### EXERCISE GOAL
From the records, pick out and copy each line containing "JSON".

### DATASET CONTENT
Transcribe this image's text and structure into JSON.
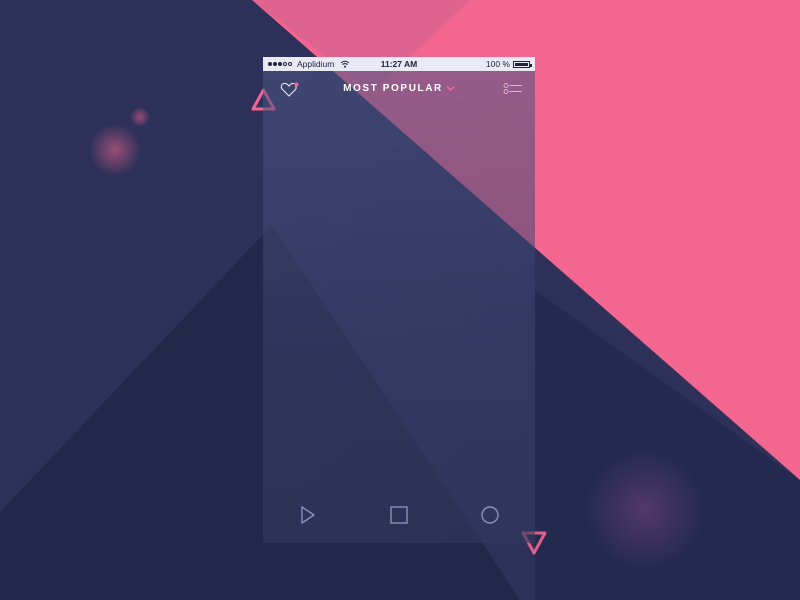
{
  "colors": {
    "navy_dark": "#242a4f",
    "navy_mid": "#2d3159",
    "pink": "#f26690",
    "phone_bg": "#3e4577",
    "white": "#ffffff",
    "status_bar_bg": "#e9eaf3"
  },
  "status_bar": {
    "carrier": "Applidium",
    "time": "11:27 AM",
    "battery": "100 %"
  },
  "nav": {
    "title": "MOST POPULAR",
    "left_icon": "heart-icon",
    "right_icon": "list-toggle-icon",
    "title_icon": "chevron-down-icon"
  },
  "tab_bar": {
    "items": [
      {
        "icon": "play-icon"
      },
      {
        "icon": "square-icon"
      },
      {
        "icon": "circle-icon"
      }
    ]
  }
}
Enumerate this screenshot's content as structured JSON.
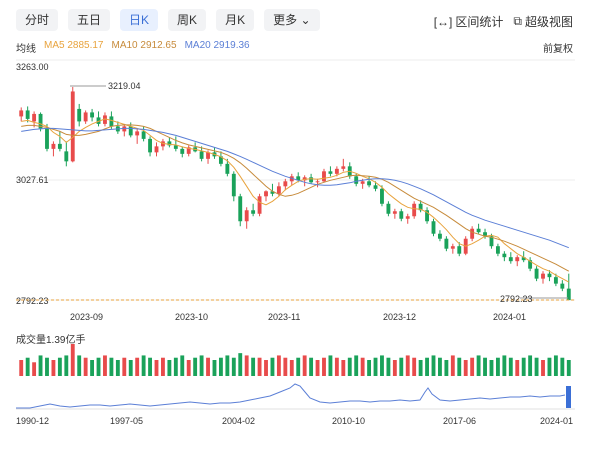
{
  "tabs": [
    {
      "label": "分时",
      "active": false
    },
    {
      "label": "五日",
      "active": false
    },
    {
      "label": "日K",
      "active": true
    },
    {
      "label": "周K",
      "active": false
    },
    {
      "label": "月K",
      "active": false
    },
    {
      "label": "更多",
      "active": false
    }
  ],
  "tools": {
    "range_stats": "区间统计",
    "super_view": "超级视图"
  },
  "ma_legend": {
    "label": "均线",
    "ma5": "MA5 2885.17",
    "ma10": "MA10 2912.65",
    "ma20": "MA20 2919.36"
  },
  "adjust": "前复权",
  "colors": {
    "up": "#e84b4b",
    "down": "#1aa25a",
    "ma5": "#e8a33d",
    "ma10": "#c78b3b",
    "ma20": "#5b7fd6",
    "accent": "#3b6fd6"
  },
  "chart_data": {
    "type": "candlestick",
    "y_axis_labels": [
      "3263.00",
      "3027.61",
      "2792.23"
    ],
    "ylim": [
      2792.23,
      3263.0
    ],
    "max_marker": "3219.04",
    "min_marker": "2792.23",
    "x_axis_labels": [
      "2023-09",
      "2023-10",
      "2023-11",
      "2023-12",
      "2024-01"
    ],
    "volume_label": "成交量1.39亿手",
    "overview_axis_labels": [
      "1990-12",
      "1997-05",
      "2004-02",
      "2010-10",
      "2017-06",
      "2024-01"
    ],
    "candles": [
      [
        3160,
        3178,
        3150,
        3172
      ],
      [
        3172,
        3180,
        3148,
        3155
      ],
      [
        3150,
        3170,
        3138,
        3165
      ],
      [
        3165,
        3168,
        3130,
        3136
      ],
      [
        3136,
        3145,
        3090,
        3095
      ],
      [
        3095,
        3110,
        3080,
        3105
      ],
      [
        3105,
        3130,
        3090,
        3095
      ],
      [
        3090,
        3110,
        3060,
        3070
      ],
      [
        3070,
        3219,
        3068,
        3210
      ],
      [
        3175,
        3185,
        3140,
        3150
      ],
      [
        3150,
        3172,
        3145,
        3168
      ],
      [
        3168,
        3175,
        3150,
        3158
      ],
      [
        3158,
        3170,
        3140,
        3145
      ],
      [
        3145,
        3168,
        3140,
        3162
      ],
      [
        3160,
        3170,
        3135,
        3140
      ],
      [
        3140,
        3150,
        3125,
        3130
      ],
      [
        3130,
        3145,
        3120,
        3140
      ],
      [
        3140,
        3148,
        3118,
        3122
      ],
      [
        3122,
        3135,
        3105,
        3130
      ],
      [
        3130,
        3140,
        3110,
        3115
      ],
      [
        3115,
        3120,
        3080,
        3088
      ],
      [
        3088,
        3108,
        3080,
        3100
      ],
      [
        3100,
        3115,
        3092,
        3110
      ],
      [
        3110,
        3118,
        3098,
        3102
      ],
      [
        3102,
        3120,
        3090,
        3095
      ],
      [
        3095,
        3100,
        3078,
        3085
      ],
      [
        3085,
        3102,
        3080,
        3098
      ],
      [
        3098,
        3108,
        3088,
        3090
      ],
      [
        3090,
        3100,
        3070,
        3075
      ],
      [
        3075,
        3092,
        3065,
        3088
      ],
      [
        3088,
        3098,
        3075,
        3080
      ],
      [
        3080,
        3090,
        3060,
        3065
      ],
      [
        3065,
        3075,
        3040,
        3045
      ],
      [
        3045,
        3050,
        2990,
        3000
      ],
      [
        3000,
        3005,
        2940,
        2950
      ],
      [
        2950,
        2978,
        2935,
        2972
      ],
      [
        2972,
        2985,
        2960,
        2965
      ],
      [
        2965,
        3005,
        2960,
        3000
      ],
      [
        3000,
        3012,
        2990,
        3010
      ],
      [
        3010,
        3025,
        3000,
        3005
      ],
      [
        3005,
        3028,
        3000,
        3020
      ],
      [
        3020,
        3035,
        3012,
        3030
      ],
      [
        3030,
        3045,
        3022,
        3040
      ],
      [
        3040,
        3048,
        3028,
        3032
      ],
      [
        3032,
        3042,
        3020,
        3038
      ],
      [
        3038,
        3045,
        3025,
        3028
      ],
      [
        3028,
        3035,
        3018,
        3030
      ],
      [
        3030,
        3055,
        3028,
        3050
      ],
      [
        3050,
        3060,
        3040,
        3045
      ],
      [
        3045,
        3060,
        3040,
        3055
      ],
      [
        3055,
        3075,
        3050,
        3060
      ],
      [
        3060,
        3068,
        3035,
        3040
      ],
      [
        3040,
        3045,
        3020,
        3025
      ],
      [
        3025,
        3035,
        3015,
        3030
      ],
      [
        3030,
        3040,
        3018,
        3022
      ],
      [
        3022,
        3030,
        3010,
        3015
      ],
      [
        3015,
        3022,
        2980,
        2985
      ],
      [
        2985,
        2990,
        2960,
        2965
      ],
      [
        2965,
        2975,
        2955,
        2970
      ],
      [
        2970,
        2975,
        2950,
        2955
      ],
      [
        2955,
        2965,
        2945,
        2960
      ],
      [
        2960,
        2990,
        2955,
        2985
      ],
      [
        2985,
        2992,
        2968,
        2972
      ],
      [
        2972,
        2978,
        2945,
        2950
      ],
      [
        2950,
        2955,
        2920,
        2925
      ],
      [
        2925,
        2932,
        2910,
        2915
      ],
      [
        2915,
        2920,
        2890,
        2895
      ],
      [
        2895,
        2905,
        2885,
        2900
      ],
      [
        2900,
        2908,
        2880,
        2885
      ],
      [
        2885,
        2920,
        2882,
        2915
      ],
      [
        2915,
        2940,
        2910,
        2935
      ],
      [
        2935,
        2945,
        2925,
        2928
      ],
      [
        2928,
        2935,
        2915,
        2920
      ],
      [
        2920,
        2925,
        2895,
        2900
      ],
      [
        2900,
        2905,
        2880,
        2885
      ],
      [
        2885,
        2890,
        2870,
        2878
      ],
      [
        2878,
        2888,
        2865,
        2870
      ],
      [
        2870,
        2882,
        2860,
        2878
      ],
      [
        2878,
        2890,
        2868,
        2872
      ],
      [
        2872,
        2878,
        2850,
        2855
      ],
      [
        2855,
        2860,
        2830,
        2835
      ],
      [
        2835,
        2850,
        2825,
        2845
      ],
      [
        2845,
        2852,
        2830,
        2838
      ],
      [
        2838,
        2845,
        2820,
        2825
      ],
      [
        2825,
        2832,
        2810,
        2815
      ],
      [
        2815,
        2845,
        2800,
        2792
      ]
    ],
    "ma5": [
      3150,
      3152,
      3148,
      3145,
      3140,
      3128,
      3120,
      3108,
      3118,
      3130,
      3138,
      3145,
      3150,
      3155,
      3152,
      3148,
      3144,
      3140,
      3136,
      3132,
      3122,
      3112,
      3106,
      3104,
      3103,
      3099,
      3096,
      3094,
      3091,
      3088,
      3084,
      3079,
      3071,
      3058,
      3040,
      3020,
      3000,
      2988,
      2983,
      2990,
      3000,
      3013,
      3022,
      3030,
      3034,
      3035,
      3034,
      3036,
      3038,
      3042,
      3048,
      3050,
      3046,
      3040,
      3035,
      3028,
      3018,
      3005,
      2995,
      2985,
      2978,
      2975,
      2974,
      2968,
      2958,
      2946,
      2933,
      2918,
      2905,
      2900,
      2905,
      2912,
      2920,
      2922,
      2918,
      2905,
      2895,
      2885,
      2878,
      2870,
      2862,
      2855,
      2850,
      2842,
      2835,
      2828
    ],
    "ma10": [
      3140,
      3142,
      3142,
      3140,
      3138,
      3134,
      3130,
      3124,
      3122,
      3122,
      3124,
      3127,
      3130,
      3135,
      3140,
      3142,
      3143,
      3143,
      3142,
      3140,
      3136,
      3130,
      3124,
      3118,
      3112,
      3107,
      3103,
      3100,
      3097,
      3094,
      3091,
      3088,
      3083,
      3076,
      3067,
      3056,
      3044,
      3032,
      3020,
      3010,
      3004,
      3000,
      3002,
      3006,
      3012,
      3018,
      3024,
      3028,
      3032,
      3035,
      3038,
      3041,
      3042,
      3041,
      3040,
      3038,
      3034,
      3028,
      3020,
      3012,
      3004,
      2996,
      2990,
      2984,
      2978,
      2970,
      2962,
      2953,
      2944,
      2935,
      2928,
      2924,
      2920,
      2918,
      2914,
      2910,
      2905,
      2900,
      2894,
      2888,
      2882,
      2876,
      2870,
      2864,
      2857,
      2850
    ],
    "ma20": [
      3130,
      3132,
      3134,
      3135,
      3136,
      3136,
      3135,
      3134,
      3133,
      3132,
      3131,
      3131,
      3132,
      3133,
      3134,
      3135,
      3136,
      3136,
      3135,
      3134,
      3132,
      3130,
      3128,
      3125,
      3122,
      3118,
      3114,
      3110,
      3106,
      3102,
      3098,
      3094,
      3090,
      3085,
      3080,
      3074,
      3068,
      3062,
      3056,
      3050,
      3045,
      3040,
      3036,
      3032,
      3028,
      3025,
      3023,
      3022,
      3022,
      3023,
      3025,
      3027,
      3030,
      3032,
      3034,
      3035,
      3035,
      3034,
      3032,
      3029,
      3025,
      3020,
      3015,
      3009,
      3003,
      2996,
      2989,
      2982,
      2975,
      2968,
      2962,
      2957,
      2952,
      2948,
      2944,
      2940,
      2936,
      2932,
      2928,
      2924,
      2920,
      2916,
      2912,
      2907,
      2902,
      2897
    ],
    "volumes": [
      7,
      8,
      6,
      9,
      8,
      7,
      8,
      9,
      14,
      9,
      8,
      7,
      8,
      9,
      8,
      7,
      8,
      7,
      8,
      9,
      8,
      7,
      8,
      7,
      8,
      9,
      7,
      8,
      9,
      8,
      7,
      8,
      9,
      8,
      10,
      9,
      8,
      8,
      7,
      8,
      9,
      8,
      7,
      8,
      9,
      8,
      7,
      8,
      9,
      8,
      7,
      8,
      9,
      8,
      7,
      8,
      9,
      8,
      7,
      8,
      9,
      8,
      7,
      8,
      9,
      8,
      7,
      9,
      8,
      7,
      8,
      9,
      8,
      7,
      8,
      9,
      8,
      7,
      8,
      9,
      8,
      7,
      8,
      9,
      8,
      7
    ]
  }
}
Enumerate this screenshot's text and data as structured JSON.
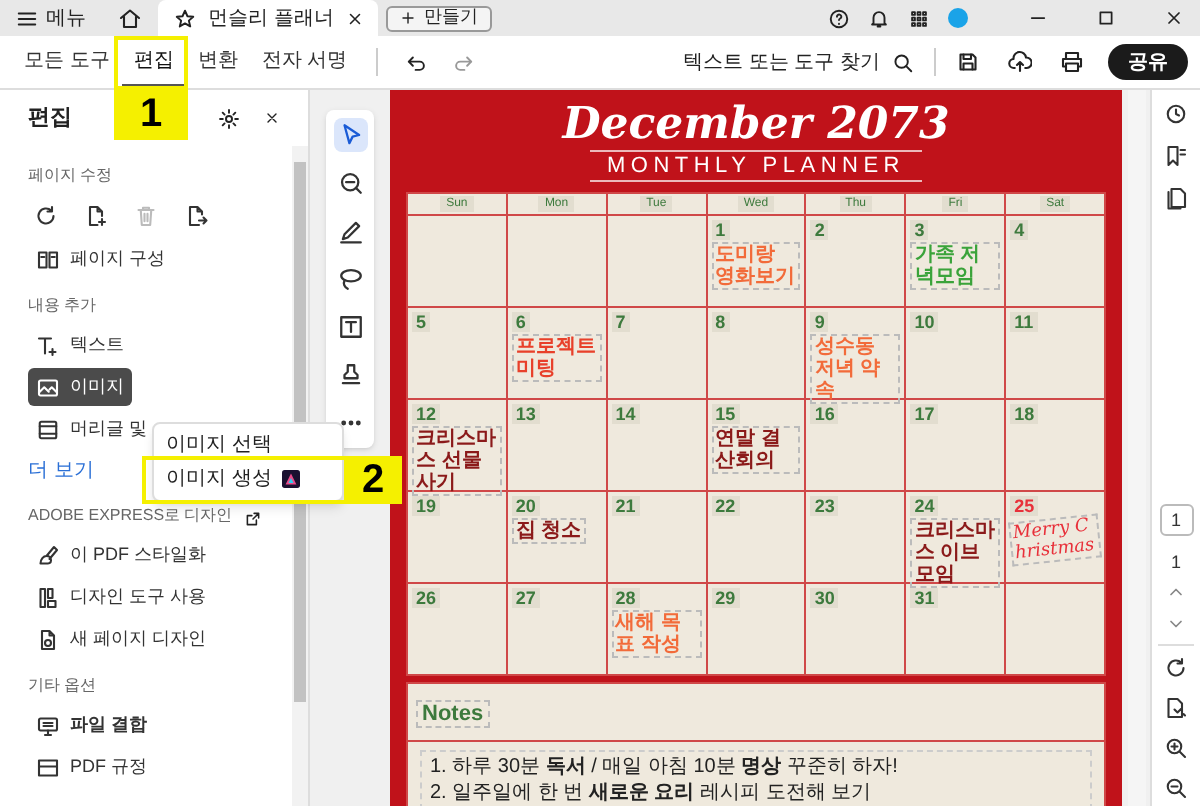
{
  "title_bar": {
    "menu_label": "메뉴",
    "tab_title": "먼슬리 플래너",
    "new_button": "만들기"
  },
  "toolbar": {
    "tabs": [
      {
        "label": "모든 도구",
        "selected": false
      },
      {
        "label": "편집",
        "selected": true
      },
      {
        "label": "변환",
        "selected": false
      },
      {
        "label": "전자 서명",
        "selected": false
      }
    ],
    "search_label": "텍스트 또는 도구 찾기",
    "share_button": "공유"
  },
  "edit_panel": {
    "title": "편집",
    "sections": [
      {
        "heading": "페이지 수정",
        "external": false,
        "icon_tools": [
          {
            "kind": "rotate",
            "disabled": false
          },
          {
            "kind": "insert",
            "disabled": false
          },
          {
            "kind": "delete",
            "disabled": true
          },
          {
            "kind": "extract",
            "disabled": false
          }
        ],
        "items": [
          {
            "label": "페이지 구성",
            "kind": "organize",
            "selected": false
          }
        ]
      },
      {
        "heading": "내용 추가",
        "external": false,
        "items": [
          {
            "label": "텍스트",
            "kind": "text",
            "selected": false
          },
          {
            "label": "이미지",
            "kind": "image",
            "selected": true
          },
          {
            "label": "머리글 및",
            "kind": "header",
            "selected": false
          }
        ],
        "link": "더 보기"
      },
      {
        "heading": "ADOBE EXPRESS로 디자인",
        "external": true,
        "items": [
          {
            "label": "이 PDF 스타일화",
            "kind": "style",
            "selected": false
          },
          {
            "label": "디자인 도구 사용",
            "kind": "design",
            "selected": false
          },
          {
            "label": "새 페이지 디자인",
            "kind": "newpage",
            "selected": false
          }
        ]
      },
      {
        "heading": "기타 옵션",
        "external": false,
        "items": [
          {
            "label": "파일 결합",
            "kind": "combine",
            "selected": false
          },
          {
            "label": "PDF 규정",
            "kind": "standard",
            "selected": false
          }
        ]
      }
    ]
  },
  "image_menu": {
    "items": [
      {
        "label": "이미지 선택",
        "kind": "plain"
      },
      {
        "label": "이미지 생성",
        "kind": "generate"
      }
    ]
  },
  "callouts": [
    {
      "number": "1"
    },
    {
      "number": "2"
    }
  ],
  "tool_strip": {
    "tools": [
      {
        "kind": "select",
        "selected": true
      },
      {
        "kind": "comment",
        "selected": false
      },
      {
        "kind": "draw",
        "selected": false
      },
      {
        "kind": "lasso",
        "selected": false
      },
      {
        "kind": "textbox",
        "selected": false
      },
      {
        "kind": "stamp",
        "selected": false
      },
      {
        "kind": "more",
        "selected": false
      }
    ]
  },
  "planner": {
    "title": "December 2073",
    "subtitle": "MONTHLY PLANNER",
    "weekdays": [
      "Sun",
      "Mon",
      "Tue",
      "Wed",
      "Thu",
      "Fri",
      "Sat"
    ],
    "weeks": [
      [
        {
          "kind": "blank"
        },
        {
          "kind": "blank"
        },
        {
          "kind": "blank"
        },
        {
          "day": "1",
          "holiday": false,
          "event": {
            "text": "도미랑 영화보기",
            "color": "#f26b3a",
            "kind": "note"
          }
        },
        {
          "day": "2",
          "holiday": false
        },
        {
          "day": "3",
          "holiday": false,
          "event": {
            "text": "가족 저녁모임",
            "color": "#3aa33a",
            "kind": "note"
          }
        },
        {
          "day": "4",
          "holiday": false
        }
      ],
      [
        {
          "day": "5",
          "holiday": false
        },
        {
          "day": "6",
          "holiday": false,
          "event": {
            "text": "프로젝트 미팅",
            "color": "#e8402a",
            "kind": "note"
          }
        },
        {
          "day": "7",
          "holiday": false
        },
        {
          "day": "8",
          "holiday": false
        },
        {
          "day": "9",
          "holiday": false,
          "event": {
            "text": "성수동 저녁 약속",
            "color": "#f26b3a",
            "kind": "note"
          }
        },
        {
          "day": "10",
          "holiday": false
        },
        {
          "day": "11",
          "holiday": false
        }
      ],
      [
        {
          "day": "12",
          "holiday": false,
          "event": {
            "text": "크리스마스 선물사기",
            "color": "#8b1a1a",
            "kind": "note"
          }
        },
        {
          "day": "13",
          "holiday": false
        },
        {
          "day": "14",
          "holiday": false
        },
        {
          "day": "15",
          "holiday": false,
          "event": {
            "text": "연말 결산회의",
            "color": "#8b1a1a",
            "kind": "note"
          }
        },
        {
          "day": "16",
          "holiday": false
        },
        {
          "day": "17",
          "holiday": false
        },
        {
          "day": "18",
          "holiday": false
        }
      ],
      [
        {
          "day": "19",
          "holiday": false
        },
        {
          "day": "20",
          "holiday": false,
          "event": {
            "text": "집 청소",
            "color": "#8b1a1a",
            "kind": "note"
          }
        },
        {
          "day": "21",
          "holiday": false
        },
        {
          "day": "22",
          "holiday": false
        },
        {
          "day": "23",
          "holiday": false
        },
        {
          "day": "24",
          "holiday": false,
          "event": {
            "text": "크리스마스 이브 모임",
            "color": "#8b1a1a",
            "kind": "note"
          }
        },
        {
          "day": "25",
          "holiday": true,
          "event": {
            "text": "Merry Christmas",
            "color": "#e8303a",
            "kind": "script"
          }
        }
      ],
      [
        {
          "day": "26",
          "holiday": false
        },
        {
          "day": "27",
          "holiday": false
        },
        {
          "day": "28",
          "holiday": false,
          "event": {
            "text": "새해 목표 작성",
            "color": "#f26b3a",
            "kind": "note"
          }
        },
        {
          "day": "29",
          "holiday": false
        },
        {
          "day": "30",
          "holiday": false
        },
        {
          "day": "31",
          "holiday": false
        },
        {
          "kind": "blank"
        }
      ]
    ],
    "notes_title": "Notes",
    "notes": [
      "1. 하루 30분 **독서** / 매일 아침 10분 **명상** 꾸준히 하자!",
      "2. 일주일에 한 번 **새로운 요리** 레시피 도전해 보기"
    ]
  },
  "right_rail": {
    "page_input": "1",
    "page_total": "1"
  }
}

### EXERCISE SOLUTION
Transcribe this image's text and structure into JSON.
Enumerate this screenshot's content as structured JSON.
Enumerate this screenshot's text and data as structured JSON.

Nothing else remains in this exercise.